* What the task requires: Keeping every word intact, reproduce all of the records.

Website and app data records
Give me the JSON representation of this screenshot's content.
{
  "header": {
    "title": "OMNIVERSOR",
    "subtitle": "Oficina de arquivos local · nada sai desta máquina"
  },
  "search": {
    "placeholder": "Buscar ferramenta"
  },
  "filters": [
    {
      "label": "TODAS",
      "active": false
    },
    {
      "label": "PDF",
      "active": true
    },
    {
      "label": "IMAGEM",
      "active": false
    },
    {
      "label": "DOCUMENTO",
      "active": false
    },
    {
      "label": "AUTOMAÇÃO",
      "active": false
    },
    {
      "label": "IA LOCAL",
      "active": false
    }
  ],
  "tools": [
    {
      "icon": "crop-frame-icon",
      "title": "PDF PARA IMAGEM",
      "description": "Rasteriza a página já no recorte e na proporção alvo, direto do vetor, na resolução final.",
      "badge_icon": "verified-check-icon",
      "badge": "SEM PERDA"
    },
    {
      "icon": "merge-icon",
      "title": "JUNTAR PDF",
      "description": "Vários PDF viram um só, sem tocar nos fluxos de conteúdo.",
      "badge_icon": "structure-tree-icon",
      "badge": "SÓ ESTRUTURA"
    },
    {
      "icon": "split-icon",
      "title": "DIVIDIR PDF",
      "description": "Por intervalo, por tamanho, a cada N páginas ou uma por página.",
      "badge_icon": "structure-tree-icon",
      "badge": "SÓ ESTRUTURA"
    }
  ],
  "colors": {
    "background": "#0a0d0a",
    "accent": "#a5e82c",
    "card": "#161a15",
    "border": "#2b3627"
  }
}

* Result below:
Give me the JSON representation of this screenshot's content.
{
  "header": {
    "title": "OMNIVERSOR",
    "subtitle": "Oficina de arquivos local · nada sai desta máquina"
  },
  "search": {
    "placeholder": "Buscar ferramenta"
  },
  "filters": [
    {
      "label": "TODAS",
      "active": false
    },
    {
      "label": "PDF",
      "active": true
    },
    {
      "label": "IMAGEM",
      "active": false
    },
    {
      "label": "DOCUMENTO",
      "active": false
    },
    {
      "label": "AUTOMAÇÃO",
      "active": false
    },
    {
      "label": "IA LOCAL",
      "active": false
    }
  ],
  "tools": [
    {
      "icon": "crop-frame-icon",
      "title": "PDF PARA IMAGEM",
      "description": "Rasteriza a página já no recorte e na proporção alvo, direto do vetor, na resolução final.",
      "badge_icon": "verified-check-icon",
      "badge": "SEM PERDA"
    },
    {
      "icon": "merge-icon",
      "title": "JUNTAR PDF",
      "description": "Vários PDF viram um só, sem tocar nos fluxos de conteúdo.",
      "badge_icon": "structure-tree-icon",
      "badge": "SÓ ESTRUTURA"
    },
    {
      "icon": "split-icon",
      "title": "DIVIDIR PDF",
      "description": "Por intervalo, por tamanho, a cada N páginas ou uma por página.",
      "badge_icon": "structure-tree-icon",
      "badge": "SÓ ESTRUTURA"
    }
  ],
  "colors": {
    "background": "#0a0d0a",
    "accent": "#a5e82c",
    "card": "#161a15",
    "border": "#2b3627"
  }
}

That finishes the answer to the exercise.